*Work request*: Scan the records for lines with the word "note", and copy every such line.

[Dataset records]
============

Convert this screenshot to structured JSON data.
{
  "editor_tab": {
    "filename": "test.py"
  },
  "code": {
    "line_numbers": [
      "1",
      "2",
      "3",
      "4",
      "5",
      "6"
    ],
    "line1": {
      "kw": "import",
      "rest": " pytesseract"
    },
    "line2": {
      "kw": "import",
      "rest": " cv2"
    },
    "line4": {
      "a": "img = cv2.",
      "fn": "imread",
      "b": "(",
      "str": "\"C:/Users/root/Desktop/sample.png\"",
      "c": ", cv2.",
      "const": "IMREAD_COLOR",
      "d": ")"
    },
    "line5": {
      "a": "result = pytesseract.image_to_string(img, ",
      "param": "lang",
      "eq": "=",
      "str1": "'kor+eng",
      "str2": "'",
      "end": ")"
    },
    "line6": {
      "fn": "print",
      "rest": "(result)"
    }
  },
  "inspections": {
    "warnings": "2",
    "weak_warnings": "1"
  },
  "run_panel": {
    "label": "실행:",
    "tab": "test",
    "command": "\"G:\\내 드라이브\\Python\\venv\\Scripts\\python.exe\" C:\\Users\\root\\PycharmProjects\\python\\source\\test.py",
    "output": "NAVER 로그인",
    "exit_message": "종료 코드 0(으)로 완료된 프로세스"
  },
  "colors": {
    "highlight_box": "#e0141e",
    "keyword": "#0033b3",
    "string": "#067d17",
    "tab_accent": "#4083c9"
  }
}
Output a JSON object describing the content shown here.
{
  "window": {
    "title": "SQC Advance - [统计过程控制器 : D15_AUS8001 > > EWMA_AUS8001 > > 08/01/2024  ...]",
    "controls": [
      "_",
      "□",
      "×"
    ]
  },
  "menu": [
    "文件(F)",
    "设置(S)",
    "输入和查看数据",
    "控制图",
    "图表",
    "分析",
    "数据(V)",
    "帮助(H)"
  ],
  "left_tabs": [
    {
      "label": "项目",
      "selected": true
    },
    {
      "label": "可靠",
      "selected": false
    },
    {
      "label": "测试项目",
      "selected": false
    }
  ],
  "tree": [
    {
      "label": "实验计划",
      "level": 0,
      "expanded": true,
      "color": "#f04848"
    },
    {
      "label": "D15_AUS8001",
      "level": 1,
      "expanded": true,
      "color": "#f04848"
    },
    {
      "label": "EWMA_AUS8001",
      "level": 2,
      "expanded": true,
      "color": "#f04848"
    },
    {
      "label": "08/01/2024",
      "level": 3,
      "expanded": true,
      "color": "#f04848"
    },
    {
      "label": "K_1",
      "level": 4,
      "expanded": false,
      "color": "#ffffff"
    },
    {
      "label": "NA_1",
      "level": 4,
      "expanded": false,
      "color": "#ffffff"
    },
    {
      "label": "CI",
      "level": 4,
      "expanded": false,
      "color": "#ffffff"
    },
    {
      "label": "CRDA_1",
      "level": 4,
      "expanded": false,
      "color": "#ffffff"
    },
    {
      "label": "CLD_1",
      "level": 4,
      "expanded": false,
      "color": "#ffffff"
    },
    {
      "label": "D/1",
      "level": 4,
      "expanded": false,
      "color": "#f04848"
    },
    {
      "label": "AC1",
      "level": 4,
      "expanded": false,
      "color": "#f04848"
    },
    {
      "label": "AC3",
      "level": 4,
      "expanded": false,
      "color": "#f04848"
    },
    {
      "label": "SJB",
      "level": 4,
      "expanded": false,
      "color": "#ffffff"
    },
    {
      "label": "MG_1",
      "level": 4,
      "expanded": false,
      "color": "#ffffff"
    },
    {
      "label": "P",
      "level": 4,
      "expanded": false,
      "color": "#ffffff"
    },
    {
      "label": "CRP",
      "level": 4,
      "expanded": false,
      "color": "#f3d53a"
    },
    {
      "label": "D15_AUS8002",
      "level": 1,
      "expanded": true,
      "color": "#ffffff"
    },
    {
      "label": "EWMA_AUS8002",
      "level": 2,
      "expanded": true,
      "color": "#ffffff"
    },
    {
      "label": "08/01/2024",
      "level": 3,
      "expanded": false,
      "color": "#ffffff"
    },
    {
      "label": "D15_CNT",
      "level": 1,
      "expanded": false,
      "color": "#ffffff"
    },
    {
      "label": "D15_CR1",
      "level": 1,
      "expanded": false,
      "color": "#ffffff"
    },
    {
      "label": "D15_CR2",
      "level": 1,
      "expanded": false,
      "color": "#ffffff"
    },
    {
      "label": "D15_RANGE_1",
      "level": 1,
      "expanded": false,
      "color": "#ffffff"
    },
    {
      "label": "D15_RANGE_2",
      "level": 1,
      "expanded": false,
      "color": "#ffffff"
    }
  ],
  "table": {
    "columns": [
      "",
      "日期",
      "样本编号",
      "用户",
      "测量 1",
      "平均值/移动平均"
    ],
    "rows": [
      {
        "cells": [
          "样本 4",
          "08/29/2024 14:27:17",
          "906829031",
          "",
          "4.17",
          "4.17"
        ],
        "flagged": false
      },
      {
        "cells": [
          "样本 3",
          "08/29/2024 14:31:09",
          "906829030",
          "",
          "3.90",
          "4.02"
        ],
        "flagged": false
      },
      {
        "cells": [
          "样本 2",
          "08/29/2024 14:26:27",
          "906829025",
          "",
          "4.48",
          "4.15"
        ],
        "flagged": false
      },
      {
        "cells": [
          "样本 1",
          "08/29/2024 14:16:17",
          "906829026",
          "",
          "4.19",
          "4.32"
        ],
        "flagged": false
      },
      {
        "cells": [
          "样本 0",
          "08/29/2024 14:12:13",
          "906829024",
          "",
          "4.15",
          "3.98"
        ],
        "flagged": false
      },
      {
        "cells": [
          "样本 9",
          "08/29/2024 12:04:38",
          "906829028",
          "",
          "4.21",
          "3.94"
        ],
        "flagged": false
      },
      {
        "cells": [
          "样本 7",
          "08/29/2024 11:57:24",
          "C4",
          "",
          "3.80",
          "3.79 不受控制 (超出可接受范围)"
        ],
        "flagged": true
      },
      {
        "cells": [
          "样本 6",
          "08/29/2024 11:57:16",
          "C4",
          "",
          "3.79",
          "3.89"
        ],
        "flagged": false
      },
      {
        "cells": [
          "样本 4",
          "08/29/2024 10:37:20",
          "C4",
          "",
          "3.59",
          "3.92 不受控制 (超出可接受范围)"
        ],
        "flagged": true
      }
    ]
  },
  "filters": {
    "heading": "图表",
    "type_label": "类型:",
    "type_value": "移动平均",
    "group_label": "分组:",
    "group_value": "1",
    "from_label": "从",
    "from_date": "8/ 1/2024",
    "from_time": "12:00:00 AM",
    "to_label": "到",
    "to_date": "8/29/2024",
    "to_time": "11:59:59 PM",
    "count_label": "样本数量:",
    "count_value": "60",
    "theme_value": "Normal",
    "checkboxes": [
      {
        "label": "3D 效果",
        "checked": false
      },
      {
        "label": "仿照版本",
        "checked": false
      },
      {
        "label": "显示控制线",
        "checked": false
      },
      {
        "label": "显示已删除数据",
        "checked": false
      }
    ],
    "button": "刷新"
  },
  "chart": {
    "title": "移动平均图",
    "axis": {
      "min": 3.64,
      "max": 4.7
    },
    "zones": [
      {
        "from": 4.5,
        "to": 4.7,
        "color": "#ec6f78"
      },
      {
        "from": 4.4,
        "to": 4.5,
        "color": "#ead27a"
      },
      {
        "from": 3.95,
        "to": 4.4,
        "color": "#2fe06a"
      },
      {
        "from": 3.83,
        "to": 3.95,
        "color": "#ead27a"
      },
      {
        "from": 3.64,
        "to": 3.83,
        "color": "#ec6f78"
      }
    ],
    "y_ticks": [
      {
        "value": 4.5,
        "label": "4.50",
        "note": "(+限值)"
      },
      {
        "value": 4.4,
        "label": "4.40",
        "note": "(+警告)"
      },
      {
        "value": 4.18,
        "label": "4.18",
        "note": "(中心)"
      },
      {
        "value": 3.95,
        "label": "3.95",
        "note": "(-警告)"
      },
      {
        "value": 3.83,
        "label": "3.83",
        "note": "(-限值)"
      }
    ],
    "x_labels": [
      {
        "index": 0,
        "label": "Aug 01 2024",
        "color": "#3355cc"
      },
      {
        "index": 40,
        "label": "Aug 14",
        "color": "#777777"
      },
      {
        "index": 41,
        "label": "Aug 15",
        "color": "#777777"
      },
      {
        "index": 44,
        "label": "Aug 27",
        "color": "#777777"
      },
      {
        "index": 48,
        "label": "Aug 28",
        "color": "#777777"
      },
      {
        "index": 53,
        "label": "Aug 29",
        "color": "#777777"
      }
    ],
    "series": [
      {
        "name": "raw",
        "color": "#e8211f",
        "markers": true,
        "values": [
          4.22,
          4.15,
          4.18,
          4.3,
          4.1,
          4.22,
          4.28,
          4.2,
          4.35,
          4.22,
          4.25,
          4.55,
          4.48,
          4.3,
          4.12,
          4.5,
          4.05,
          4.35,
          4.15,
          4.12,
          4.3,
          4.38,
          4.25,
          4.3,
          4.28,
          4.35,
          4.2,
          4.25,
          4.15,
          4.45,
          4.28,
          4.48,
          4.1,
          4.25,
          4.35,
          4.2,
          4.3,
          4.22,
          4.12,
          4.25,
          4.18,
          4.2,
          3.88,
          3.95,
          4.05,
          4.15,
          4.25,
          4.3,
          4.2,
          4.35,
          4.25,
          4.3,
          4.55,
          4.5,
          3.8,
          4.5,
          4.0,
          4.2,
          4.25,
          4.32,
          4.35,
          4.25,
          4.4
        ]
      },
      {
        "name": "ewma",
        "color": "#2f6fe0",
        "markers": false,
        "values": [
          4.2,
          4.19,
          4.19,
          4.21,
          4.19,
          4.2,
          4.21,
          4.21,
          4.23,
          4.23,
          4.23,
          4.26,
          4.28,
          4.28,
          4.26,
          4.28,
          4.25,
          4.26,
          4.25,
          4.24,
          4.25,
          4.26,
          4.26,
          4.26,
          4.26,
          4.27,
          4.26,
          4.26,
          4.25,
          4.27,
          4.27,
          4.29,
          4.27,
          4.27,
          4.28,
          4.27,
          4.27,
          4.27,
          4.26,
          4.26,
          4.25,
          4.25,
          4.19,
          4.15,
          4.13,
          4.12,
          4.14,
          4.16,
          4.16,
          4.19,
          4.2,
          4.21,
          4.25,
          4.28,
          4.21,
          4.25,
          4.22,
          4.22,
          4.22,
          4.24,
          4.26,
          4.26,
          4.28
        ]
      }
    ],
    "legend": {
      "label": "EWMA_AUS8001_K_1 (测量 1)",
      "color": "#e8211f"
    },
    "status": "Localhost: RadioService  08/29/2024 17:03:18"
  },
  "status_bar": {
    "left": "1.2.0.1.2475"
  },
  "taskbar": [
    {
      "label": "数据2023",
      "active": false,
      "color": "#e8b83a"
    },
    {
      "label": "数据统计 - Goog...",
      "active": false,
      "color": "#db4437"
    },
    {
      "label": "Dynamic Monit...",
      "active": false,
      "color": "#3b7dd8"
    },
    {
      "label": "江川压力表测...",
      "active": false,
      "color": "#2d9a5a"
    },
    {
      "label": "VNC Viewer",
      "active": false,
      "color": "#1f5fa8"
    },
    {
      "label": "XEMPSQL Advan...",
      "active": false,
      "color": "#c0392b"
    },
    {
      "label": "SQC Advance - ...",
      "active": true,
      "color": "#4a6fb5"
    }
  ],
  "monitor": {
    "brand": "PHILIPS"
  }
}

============

*Written response*:
        "note": "(+限值)"
        "note": "(+警告)"
        "note": "(中心)"
        "note": "(-警告)"
        "note": "(-限值)"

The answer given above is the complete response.